Thwaites is seemingly alluding to The Stormzy Scholarship at Cambridge, a scholarship founded by grime rapper Stormzy meant to send two Black students to the elite university each year. After the musician announced the founding of his scholarship, Cambridge shared that a record number of Black students enrolled for their first year of undergrad. The high numbers were dubbed “the Stormzy Effect.” 

Master of Dulwich College, Dr Joe Spence, said he was appreciative of any donations from benefactors, but accepting donations made with any ethnic or religious criteria was counter to the goal of inclusivity in education. 

“Bursaries are an engine of social mobility and they should be available to all who pass our entrance examinations, irrespective of their background,” he said.

A spokeswoman for Winchester College made clear that discrimination was not in accordance with the school’s values. 

“The trustees are clear, having consulted widely, that acceptance of a bequest of this nature would neither be in the interests of the school as a charity, nor the specific interests of those it aims to support through its work,” the spokeswoman said. “Notwithstanding legal exceptions to the relevant legislation, the school does not see how discrimination on grounds of a boy’s colour could ever be compatible with its values.”

Elite British schools have been in the news for discrimination before — ironically against Black people. 

Data from 2017 found 13 Oxford University colleges failed to make a single offer to Black A-level applicants over a six-year period.
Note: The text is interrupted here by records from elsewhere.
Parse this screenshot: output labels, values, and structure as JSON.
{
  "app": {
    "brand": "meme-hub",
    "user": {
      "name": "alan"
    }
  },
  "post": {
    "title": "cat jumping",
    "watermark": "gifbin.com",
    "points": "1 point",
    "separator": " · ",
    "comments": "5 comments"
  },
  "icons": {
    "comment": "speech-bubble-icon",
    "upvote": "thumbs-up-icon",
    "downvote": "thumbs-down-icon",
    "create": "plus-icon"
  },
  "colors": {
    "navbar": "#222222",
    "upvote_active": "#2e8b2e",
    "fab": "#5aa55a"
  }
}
Only three of its 32 colleges made an offer to a Black A-level applicant every year between 2010 to 2015, the figures showed.

Thwaites has now turned his philanthropy efforts to state schools, stating that there are academies that would be “only too glad to accept money” on his terms, and he is not the only one who considers poor white boys in educational trouble. 

Trevor Phillips, the former chair of the Equality and Human Rights Commission, wrote about the plight of poor white British boys in the online magazine Standpoint

“Inverted snobbery and the narrative of ‘privilege’ have made poor white British boys today’s educational left-behinds,” he said. "I've been asked to advise on whether it is acceptable to offer bursaries or scholarships to one minority group or another. Invariably, I have said yes; but donors remain nervous, and beneficiary institutions are routinely discouraged by their lawyers."